RECORDED DATA:

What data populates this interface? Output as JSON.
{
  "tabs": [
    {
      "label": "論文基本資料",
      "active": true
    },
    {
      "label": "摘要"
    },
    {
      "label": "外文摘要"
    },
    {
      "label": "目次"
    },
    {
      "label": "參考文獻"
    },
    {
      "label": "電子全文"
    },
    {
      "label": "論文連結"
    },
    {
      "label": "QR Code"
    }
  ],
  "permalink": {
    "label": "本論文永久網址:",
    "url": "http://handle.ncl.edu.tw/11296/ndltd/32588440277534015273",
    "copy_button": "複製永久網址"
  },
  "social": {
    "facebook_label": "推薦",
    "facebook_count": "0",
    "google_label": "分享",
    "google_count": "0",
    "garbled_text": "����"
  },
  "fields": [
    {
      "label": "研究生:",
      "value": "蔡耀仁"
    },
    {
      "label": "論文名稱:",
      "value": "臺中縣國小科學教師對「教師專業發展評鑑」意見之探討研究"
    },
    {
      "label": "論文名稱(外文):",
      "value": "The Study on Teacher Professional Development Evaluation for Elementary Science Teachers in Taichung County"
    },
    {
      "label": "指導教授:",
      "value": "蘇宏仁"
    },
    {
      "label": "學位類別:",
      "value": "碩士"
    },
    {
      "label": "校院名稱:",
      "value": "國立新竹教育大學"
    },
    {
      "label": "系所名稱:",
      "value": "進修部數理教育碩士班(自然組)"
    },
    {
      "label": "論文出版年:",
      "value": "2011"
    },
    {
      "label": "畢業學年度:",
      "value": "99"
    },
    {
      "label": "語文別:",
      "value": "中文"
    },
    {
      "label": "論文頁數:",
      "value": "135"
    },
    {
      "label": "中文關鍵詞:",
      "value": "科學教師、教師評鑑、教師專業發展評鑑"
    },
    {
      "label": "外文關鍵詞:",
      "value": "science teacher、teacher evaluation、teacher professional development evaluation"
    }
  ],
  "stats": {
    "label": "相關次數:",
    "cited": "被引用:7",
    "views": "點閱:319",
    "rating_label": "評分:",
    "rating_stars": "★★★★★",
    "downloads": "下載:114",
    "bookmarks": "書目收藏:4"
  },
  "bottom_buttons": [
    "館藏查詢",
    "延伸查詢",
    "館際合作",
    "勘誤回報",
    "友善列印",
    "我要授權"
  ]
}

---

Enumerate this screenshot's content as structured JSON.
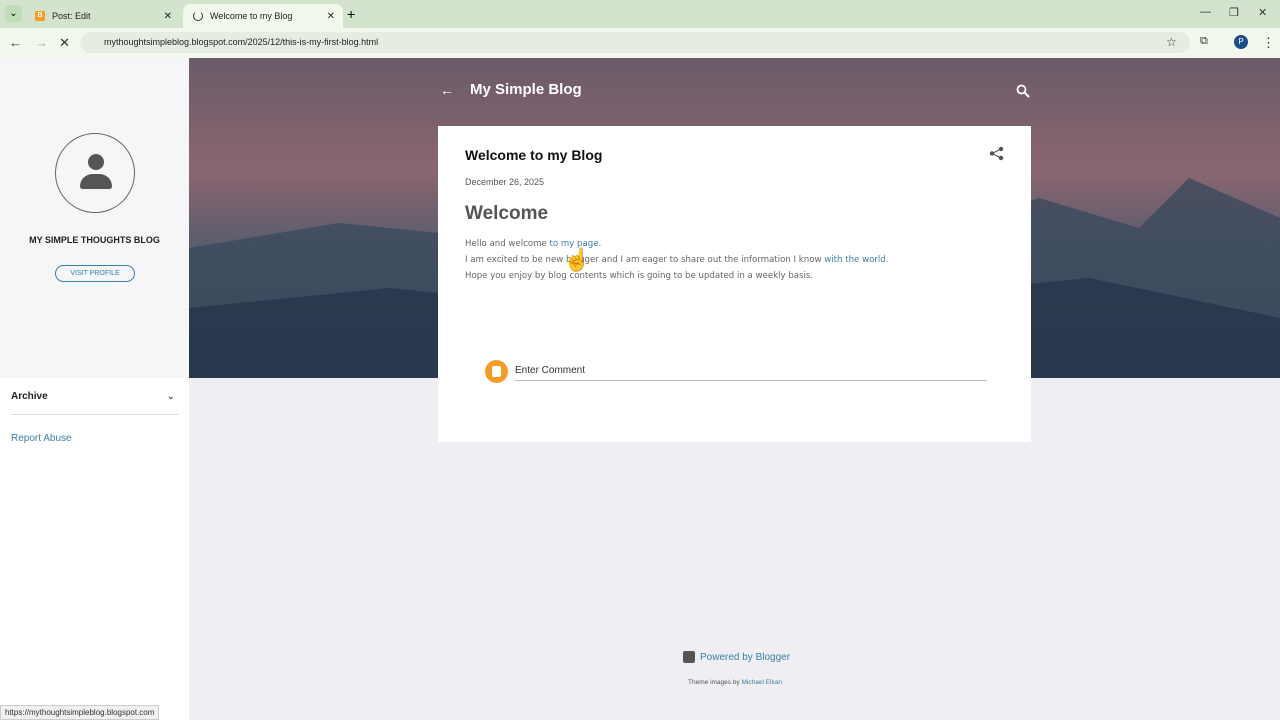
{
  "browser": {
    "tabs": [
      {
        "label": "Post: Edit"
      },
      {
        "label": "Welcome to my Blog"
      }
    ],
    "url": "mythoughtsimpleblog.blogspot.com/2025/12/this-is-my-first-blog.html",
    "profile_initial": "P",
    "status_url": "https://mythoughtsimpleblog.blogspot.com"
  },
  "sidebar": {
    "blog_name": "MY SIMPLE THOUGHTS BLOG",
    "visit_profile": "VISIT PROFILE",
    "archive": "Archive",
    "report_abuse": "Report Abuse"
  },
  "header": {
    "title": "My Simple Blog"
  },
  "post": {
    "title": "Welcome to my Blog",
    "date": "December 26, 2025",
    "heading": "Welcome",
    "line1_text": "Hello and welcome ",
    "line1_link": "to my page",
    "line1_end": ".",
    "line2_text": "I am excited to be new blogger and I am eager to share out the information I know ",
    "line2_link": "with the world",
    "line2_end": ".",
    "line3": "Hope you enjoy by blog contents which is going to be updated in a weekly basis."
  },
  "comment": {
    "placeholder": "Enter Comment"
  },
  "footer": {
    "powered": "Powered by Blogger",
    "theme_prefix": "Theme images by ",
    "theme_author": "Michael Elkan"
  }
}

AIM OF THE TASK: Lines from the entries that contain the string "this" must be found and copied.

WRITTEN RESPONSE:
What data populates this interface? Output as JSON.
Enumerate this screenshot's content as structured JSON.
    "url": "mythoughtsimpleblog.blogspot.com/2025/12/this-is-my-first-blog.html",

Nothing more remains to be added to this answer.